But thinking about California as another place to visit on our continual world tour, we treated our trip down the California coast to Los Angeles as another visit to a foreign country. As all of the craziness in the Bay Area evaporated (at least until we reached the craziness of Los Angeles), we got to experience the exquisite beauty of the California coast around Big Sur.
While we were traveling, and when we got back, people often asked us what our favorite place was. I had no favorites— to me it was wherever I was at the time (with only a few exceptions), but Linda had fallen in love with New Zealand, and she always did a great job convincing people they needed to go there, sometimes to the amusement of people she didn’t know were from there. As we drove down the coast listening to 60s rock (all that was missing was a roadster with the top down) and frequently stopping (sometimes every half mile) to wonder at what we saw, we realized that the California coast around Big Sir was as breathtaking as any other place we had visited around the world.
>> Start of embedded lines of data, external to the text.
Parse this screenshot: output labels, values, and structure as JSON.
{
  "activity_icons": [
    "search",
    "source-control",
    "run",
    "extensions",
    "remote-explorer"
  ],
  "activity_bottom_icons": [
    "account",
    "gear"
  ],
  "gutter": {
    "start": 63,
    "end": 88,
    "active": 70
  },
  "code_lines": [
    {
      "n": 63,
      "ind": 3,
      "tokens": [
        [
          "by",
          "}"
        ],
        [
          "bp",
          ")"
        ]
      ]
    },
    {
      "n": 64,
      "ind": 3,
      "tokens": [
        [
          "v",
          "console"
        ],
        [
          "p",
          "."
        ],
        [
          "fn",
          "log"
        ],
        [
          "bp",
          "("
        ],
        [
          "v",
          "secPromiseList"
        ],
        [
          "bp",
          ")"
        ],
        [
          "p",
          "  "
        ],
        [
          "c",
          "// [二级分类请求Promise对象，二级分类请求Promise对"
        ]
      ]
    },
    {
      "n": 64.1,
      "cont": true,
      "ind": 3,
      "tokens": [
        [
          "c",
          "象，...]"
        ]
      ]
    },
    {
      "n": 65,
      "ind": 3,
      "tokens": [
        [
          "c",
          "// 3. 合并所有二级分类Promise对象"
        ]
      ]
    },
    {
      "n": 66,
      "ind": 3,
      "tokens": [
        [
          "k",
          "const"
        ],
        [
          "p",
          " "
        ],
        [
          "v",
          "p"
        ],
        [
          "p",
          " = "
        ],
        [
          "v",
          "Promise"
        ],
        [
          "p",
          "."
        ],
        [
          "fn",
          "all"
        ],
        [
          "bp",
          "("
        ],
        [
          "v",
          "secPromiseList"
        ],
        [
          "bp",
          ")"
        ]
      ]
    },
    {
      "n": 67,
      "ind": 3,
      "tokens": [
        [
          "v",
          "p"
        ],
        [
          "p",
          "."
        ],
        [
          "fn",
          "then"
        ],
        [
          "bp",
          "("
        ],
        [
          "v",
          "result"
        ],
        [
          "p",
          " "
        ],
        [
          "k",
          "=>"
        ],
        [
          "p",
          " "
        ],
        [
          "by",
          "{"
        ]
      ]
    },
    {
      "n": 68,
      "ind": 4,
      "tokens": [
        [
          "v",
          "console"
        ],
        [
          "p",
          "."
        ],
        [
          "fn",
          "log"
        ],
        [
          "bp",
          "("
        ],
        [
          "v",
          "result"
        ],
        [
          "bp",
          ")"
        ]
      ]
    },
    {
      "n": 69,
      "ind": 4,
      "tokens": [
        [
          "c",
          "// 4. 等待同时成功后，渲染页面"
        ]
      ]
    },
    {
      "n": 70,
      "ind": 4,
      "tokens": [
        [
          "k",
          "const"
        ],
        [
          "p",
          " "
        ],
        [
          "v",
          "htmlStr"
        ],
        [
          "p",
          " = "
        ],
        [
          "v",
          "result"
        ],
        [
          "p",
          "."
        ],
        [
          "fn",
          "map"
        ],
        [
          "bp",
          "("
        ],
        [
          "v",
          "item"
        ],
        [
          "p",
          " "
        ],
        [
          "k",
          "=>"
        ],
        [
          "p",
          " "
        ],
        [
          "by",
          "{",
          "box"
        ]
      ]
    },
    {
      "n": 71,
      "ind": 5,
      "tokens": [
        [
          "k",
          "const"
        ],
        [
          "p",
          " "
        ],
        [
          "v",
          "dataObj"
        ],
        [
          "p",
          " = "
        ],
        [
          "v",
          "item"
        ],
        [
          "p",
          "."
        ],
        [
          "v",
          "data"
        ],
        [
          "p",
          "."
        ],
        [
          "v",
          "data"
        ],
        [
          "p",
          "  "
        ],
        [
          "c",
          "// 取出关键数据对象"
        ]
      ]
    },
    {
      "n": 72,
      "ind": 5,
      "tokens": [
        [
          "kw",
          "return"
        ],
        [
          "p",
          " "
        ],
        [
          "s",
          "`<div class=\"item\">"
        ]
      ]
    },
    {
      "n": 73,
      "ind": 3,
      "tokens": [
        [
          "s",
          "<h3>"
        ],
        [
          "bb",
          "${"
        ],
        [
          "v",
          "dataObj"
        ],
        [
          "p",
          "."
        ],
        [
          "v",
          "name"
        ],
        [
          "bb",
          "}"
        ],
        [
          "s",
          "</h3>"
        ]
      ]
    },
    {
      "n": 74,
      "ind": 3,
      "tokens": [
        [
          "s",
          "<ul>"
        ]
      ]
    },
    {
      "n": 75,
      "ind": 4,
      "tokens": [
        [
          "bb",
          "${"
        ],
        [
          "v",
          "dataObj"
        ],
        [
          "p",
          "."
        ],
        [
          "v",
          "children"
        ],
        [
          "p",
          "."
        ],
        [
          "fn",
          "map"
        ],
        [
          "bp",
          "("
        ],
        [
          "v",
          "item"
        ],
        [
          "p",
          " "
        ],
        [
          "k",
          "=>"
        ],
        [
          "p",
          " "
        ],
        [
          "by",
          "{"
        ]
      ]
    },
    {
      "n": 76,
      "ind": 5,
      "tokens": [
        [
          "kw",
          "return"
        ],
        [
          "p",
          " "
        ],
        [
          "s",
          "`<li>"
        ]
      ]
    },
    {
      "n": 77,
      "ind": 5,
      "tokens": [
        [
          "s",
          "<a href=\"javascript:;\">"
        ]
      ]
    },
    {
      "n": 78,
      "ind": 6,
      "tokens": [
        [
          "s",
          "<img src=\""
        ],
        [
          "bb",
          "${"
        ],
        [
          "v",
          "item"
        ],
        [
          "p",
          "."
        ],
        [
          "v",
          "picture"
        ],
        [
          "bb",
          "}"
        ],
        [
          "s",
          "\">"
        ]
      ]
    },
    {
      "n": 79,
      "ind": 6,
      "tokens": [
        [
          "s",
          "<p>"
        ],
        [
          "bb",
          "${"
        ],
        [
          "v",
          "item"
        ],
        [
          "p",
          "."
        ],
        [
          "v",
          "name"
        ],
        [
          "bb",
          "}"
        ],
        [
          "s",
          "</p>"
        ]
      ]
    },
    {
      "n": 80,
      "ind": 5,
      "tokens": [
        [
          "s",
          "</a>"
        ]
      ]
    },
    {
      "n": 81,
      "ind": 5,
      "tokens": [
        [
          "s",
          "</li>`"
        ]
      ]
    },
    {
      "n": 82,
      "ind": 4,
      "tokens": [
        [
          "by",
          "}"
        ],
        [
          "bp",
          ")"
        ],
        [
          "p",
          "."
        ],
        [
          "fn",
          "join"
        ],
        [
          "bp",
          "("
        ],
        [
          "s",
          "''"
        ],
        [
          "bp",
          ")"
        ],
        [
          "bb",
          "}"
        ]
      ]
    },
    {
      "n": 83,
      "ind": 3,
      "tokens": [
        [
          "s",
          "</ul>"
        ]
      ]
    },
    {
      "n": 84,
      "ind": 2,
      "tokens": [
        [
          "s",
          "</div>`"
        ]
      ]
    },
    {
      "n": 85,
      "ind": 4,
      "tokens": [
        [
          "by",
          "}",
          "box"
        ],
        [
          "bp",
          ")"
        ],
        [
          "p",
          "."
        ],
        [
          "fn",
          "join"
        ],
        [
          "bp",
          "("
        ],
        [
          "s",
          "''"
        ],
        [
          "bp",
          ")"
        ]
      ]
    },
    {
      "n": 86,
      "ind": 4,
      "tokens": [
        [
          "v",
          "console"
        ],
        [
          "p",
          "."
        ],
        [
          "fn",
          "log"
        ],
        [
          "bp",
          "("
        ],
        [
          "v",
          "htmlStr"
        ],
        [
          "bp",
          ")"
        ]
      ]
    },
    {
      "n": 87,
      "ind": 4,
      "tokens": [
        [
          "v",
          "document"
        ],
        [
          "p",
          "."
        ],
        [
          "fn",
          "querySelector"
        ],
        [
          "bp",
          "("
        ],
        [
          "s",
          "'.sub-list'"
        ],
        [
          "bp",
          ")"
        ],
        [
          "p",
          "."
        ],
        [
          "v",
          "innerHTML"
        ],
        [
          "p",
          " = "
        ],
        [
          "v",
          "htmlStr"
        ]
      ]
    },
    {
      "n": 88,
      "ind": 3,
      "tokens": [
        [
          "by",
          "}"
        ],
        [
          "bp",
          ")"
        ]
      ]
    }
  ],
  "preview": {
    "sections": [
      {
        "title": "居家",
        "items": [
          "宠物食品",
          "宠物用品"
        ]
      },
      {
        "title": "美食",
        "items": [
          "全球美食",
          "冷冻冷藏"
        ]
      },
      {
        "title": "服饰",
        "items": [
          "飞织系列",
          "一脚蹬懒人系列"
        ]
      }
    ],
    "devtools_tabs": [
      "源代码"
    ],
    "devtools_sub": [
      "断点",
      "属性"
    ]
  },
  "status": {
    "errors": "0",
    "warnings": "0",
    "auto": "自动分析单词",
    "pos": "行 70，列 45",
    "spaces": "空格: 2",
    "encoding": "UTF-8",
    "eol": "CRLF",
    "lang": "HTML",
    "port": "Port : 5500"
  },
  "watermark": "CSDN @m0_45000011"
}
In my role as a visitor, we could not have visited the U.S at a better time.
We had landed in California ten days before the election, and while we had been following it from abroad, as had many of the other people that we met on our travels, it wasn’t until we got back to the U.S. that we realized the level and intensity of anger and acrimony on both sides. Although we had observed it in other countries we visited, we found ourselves trying to make sense of the ascendency of post-truth politics — appeals to emotion without any connection to the details of policy, or even fact, and where factual rebuttals are dismissed as irrelevant. Fake news, and news as entertainment seemed to have become normative. With the internet and other media as tools, George Orwell’s world of 1984, where history is changed to fit the goals of the day, had become a reality. It appeared to me as an outsider that the U.S. had finally caught up with Russia in the disinformation skills race.
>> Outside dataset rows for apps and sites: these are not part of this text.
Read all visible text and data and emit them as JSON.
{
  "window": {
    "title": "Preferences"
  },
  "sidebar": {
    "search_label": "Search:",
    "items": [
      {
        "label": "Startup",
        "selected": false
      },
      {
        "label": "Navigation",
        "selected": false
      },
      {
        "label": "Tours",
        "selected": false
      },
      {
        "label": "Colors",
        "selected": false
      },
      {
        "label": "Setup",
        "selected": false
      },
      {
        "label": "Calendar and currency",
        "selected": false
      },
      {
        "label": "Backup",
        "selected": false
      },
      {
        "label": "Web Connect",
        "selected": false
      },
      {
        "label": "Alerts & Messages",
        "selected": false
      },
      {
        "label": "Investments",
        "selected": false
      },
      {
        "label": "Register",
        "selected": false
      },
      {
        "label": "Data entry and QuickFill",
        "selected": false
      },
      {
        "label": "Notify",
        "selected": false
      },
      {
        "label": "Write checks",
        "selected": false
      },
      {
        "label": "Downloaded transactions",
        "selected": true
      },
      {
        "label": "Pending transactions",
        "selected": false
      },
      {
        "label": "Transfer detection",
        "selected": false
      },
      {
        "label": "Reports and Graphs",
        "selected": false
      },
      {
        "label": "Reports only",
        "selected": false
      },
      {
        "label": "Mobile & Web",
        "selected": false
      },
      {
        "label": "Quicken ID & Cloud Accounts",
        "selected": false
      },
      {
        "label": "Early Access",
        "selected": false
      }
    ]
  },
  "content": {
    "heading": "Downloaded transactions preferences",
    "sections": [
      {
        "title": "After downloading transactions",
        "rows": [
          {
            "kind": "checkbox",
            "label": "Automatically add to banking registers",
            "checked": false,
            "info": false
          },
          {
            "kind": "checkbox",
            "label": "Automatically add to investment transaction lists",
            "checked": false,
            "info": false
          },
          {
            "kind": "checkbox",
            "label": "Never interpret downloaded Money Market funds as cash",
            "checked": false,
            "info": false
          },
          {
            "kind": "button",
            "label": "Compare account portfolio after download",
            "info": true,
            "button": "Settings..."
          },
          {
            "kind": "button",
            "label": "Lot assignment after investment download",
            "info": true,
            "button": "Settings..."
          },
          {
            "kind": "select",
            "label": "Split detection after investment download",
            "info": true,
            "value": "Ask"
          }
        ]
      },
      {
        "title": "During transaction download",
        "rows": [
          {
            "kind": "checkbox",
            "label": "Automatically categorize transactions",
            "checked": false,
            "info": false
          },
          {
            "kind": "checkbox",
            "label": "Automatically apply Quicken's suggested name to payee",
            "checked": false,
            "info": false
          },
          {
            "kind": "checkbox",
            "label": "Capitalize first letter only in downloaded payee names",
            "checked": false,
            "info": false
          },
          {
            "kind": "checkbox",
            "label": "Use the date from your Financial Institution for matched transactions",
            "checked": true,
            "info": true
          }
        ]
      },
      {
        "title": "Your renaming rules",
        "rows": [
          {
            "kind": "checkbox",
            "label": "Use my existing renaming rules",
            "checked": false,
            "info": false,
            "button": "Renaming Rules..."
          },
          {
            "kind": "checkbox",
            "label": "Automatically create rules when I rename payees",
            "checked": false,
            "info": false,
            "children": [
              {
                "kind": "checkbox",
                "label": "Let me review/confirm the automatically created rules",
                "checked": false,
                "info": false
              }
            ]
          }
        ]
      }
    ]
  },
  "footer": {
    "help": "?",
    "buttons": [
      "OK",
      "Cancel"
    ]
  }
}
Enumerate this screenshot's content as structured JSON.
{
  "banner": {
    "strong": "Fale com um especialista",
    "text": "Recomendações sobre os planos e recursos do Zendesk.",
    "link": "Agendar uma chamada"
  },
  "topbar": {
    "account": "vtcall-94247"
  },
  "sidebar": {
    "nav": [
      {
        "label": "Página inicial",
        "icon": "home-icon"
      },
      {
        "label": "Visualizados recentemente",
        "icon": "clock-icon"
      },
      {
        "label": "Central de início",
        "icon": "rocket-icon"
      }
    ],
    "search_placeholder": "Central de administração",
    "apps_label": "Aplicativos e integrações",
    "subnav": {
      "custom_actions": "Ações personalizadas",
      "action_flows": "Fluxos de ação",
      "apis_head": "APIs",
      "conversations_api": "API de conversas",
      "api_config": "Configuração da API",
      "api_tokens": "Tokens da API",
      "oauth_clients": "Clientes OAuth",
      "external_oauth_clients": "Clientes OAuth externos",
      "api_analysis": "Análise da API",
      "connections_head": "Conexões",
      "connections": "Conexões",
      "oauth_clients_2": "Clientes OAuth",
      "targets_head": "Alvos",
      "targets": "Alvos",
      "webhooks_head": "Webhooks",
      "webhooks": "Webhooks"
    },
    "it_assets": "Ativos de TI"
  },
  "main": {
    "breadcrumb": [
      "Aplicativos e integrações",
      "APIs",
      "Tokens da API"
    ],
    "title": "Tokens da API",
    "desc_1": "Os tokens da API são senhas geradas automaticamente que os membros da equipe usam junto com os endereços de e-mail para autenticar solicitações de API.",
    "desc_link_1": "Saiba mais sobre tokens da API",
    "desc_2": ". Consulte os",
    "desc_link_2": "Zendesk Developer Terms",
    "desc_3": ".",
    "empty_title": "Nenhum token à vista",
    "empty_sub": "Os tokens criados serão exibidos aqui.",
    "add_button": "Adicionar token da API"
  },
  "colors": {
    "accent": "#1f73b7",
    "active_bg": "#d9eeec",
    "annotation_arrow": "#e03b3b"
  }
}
But what was chilling in the aftermath of the election was not just the whole transition mess (which would make great reality television if the consequences were not so threatening), but some of the responses to Trump’s election by many on both sides to promote their own agendas.
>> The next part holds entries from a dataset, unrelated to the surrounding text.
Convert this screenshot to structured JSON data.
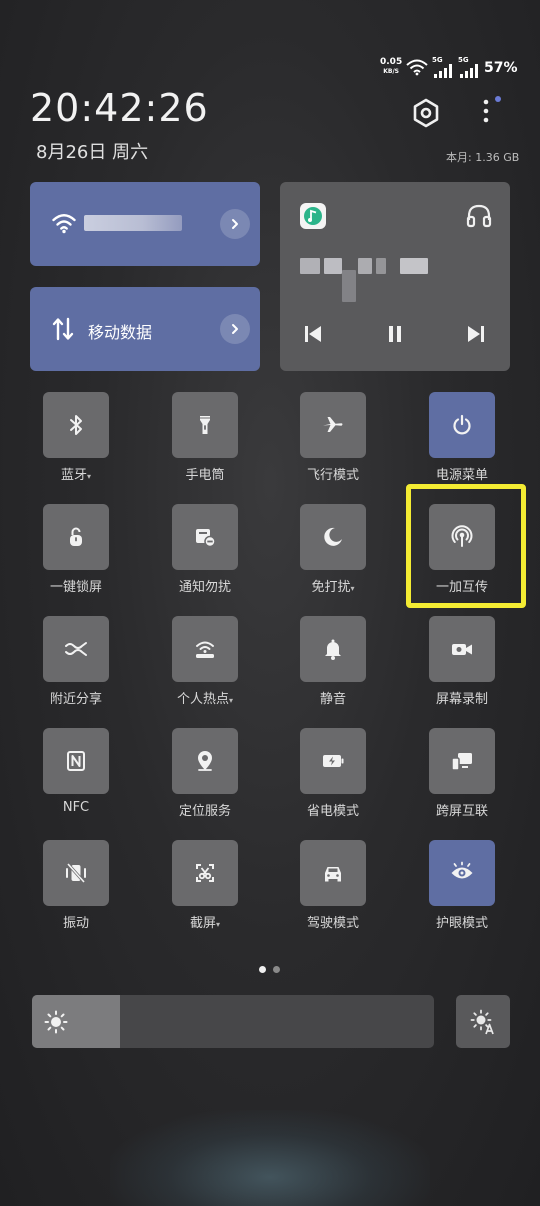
{
  "status_bar": {
    "net_speed_value": "0.05",
    "net_speed_unit": "KB/S",
    "network_1": "5G",
    "network_2": "5G",
    "battery": "57%"
  },
  "header": {
    "time": "20:42:26",
    "date": "8月26日 周六",
    "data_usage": "本月: 1.36 GB"
  },
  "cards": {
    "wifi": {
      "icon": "wifi-icon"
    },
    "mobile_data": {
      "label": "移动数据",
      "icon": "mobile-data-icon"
    },
    "media": {
      "app_icon": "music-app-icon"
    }
  },
  "tiles": [
    {
      "label": "蓝牙",
      "icon": "bluetooth-icon",
      "caret": "▾",
      "active": false
    },
    {
      "label": "手电筒",
      "icon": "flashlight-icon",
      "caret": "",
      "active": false
    },
    {
      "label": "飞行模式",
      "icon": "airplane-icon",
      "caret": "",
      "active": false
    },
    {
      "label": "电源菜单",
      "icon": "power-icon",
      "caret": "",
      "active": true
    },
    {
      "label": "一键锁屏",
      "icon": "lock-icon",
      "caret": "",
      "active": false
    },
    {
      "label": "通知勿扰",
      "icon": "notification-block-icon",
      "caret": "",
      "active": false
    },
    {
      "label": "免打扰",
      "icon": "moon-icon",
      "caret": "▾",
      "active": false
    },
    {
      "label": "一加互传",
      "icon": "broadcast-icon",
      "caret": "",
      "active": false
    },
    {
      "label": "附近分享",
      "icon": "nearby-share-icon",
      "caret": "",
      "active": false
    },
    {
      "label": "个人热点",
      "icon": "hotspot-icon",
      "caret": "▾",
      "active": false
    },
    {
      "label": "静音",
      "icon": "bell-icon",
      "caret": "",
      "active": false
    },
    {
      "label": "屏幕录制",
      "icon": "screen-record-icon",
      "caret": "",
      "active": false
    },
    {
      "label": "NFC",
      "icon": "nfc-icon",
      "caret": "",
      "active": false
    },
    {
      "label": "定位服务",
      "icon": "location-icon",
      "caret": "",
      "active": false
    },
    {
      "label": "省电模式",
      "icon": "battery-saver-icon",
      "caret": "",
      "active": false
    },
    {
      "label": "跨屏互联",
      "icon": "multi-screen-icon",
      "caret": "",
      "active": false
    },
    {
      "label": "振动",
      "icon": "vibrate-off-icon",
      "caret": "",
      "active": false
    },
    {
      "label": "截屏",
      "icon": "screenshot-icon",
      "caret": "▾",
      "active": false
    },
    {
      "label": "驾驶模式",
      "icon": "car-icon",
      "caret": "",
      "active": false
    },
    {
      "label": "护眼模式",
      "icon": "eye-icon",
      "caret": "",
      "active": true
    }
  ],
  "pager": {
    "current": 1,
    "total": 2
  },
  "brightness": {
    "level": 0.22
  },
  "colors": {
    "accent": "#5f6ea3",
    "highlight": "#f4ec33",
    "tile": "#6a6a6c"
  }
}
The racist and xenophobic and anti-semitic vermin crawled out from under their individual and collective rocks, and acted as if the election results were carte blanche permission to physically attack those they feared and hated.
And then there were mostly self-serving, oversimplified post-election analyses by the pundits that simply explained everything away as racism and an uneducated working class, without paying any attention to the real, and fundamental, issues that face the country. It amazed me when re-elected House minority leader Nancy Pelosi insisted on CBS’s “Face the Nation” that people don’t want a new direction because the Democratic Party’s values are about supporting America’s working families.
Taking a longer view, there is one substantially interesting thing that will come out of the Trump Presidency. We finally have an opportunity to see if our country is better off being run as a business by businessmen (and yes they are all men), or that idea can be finally laid to rest.
Time will tell.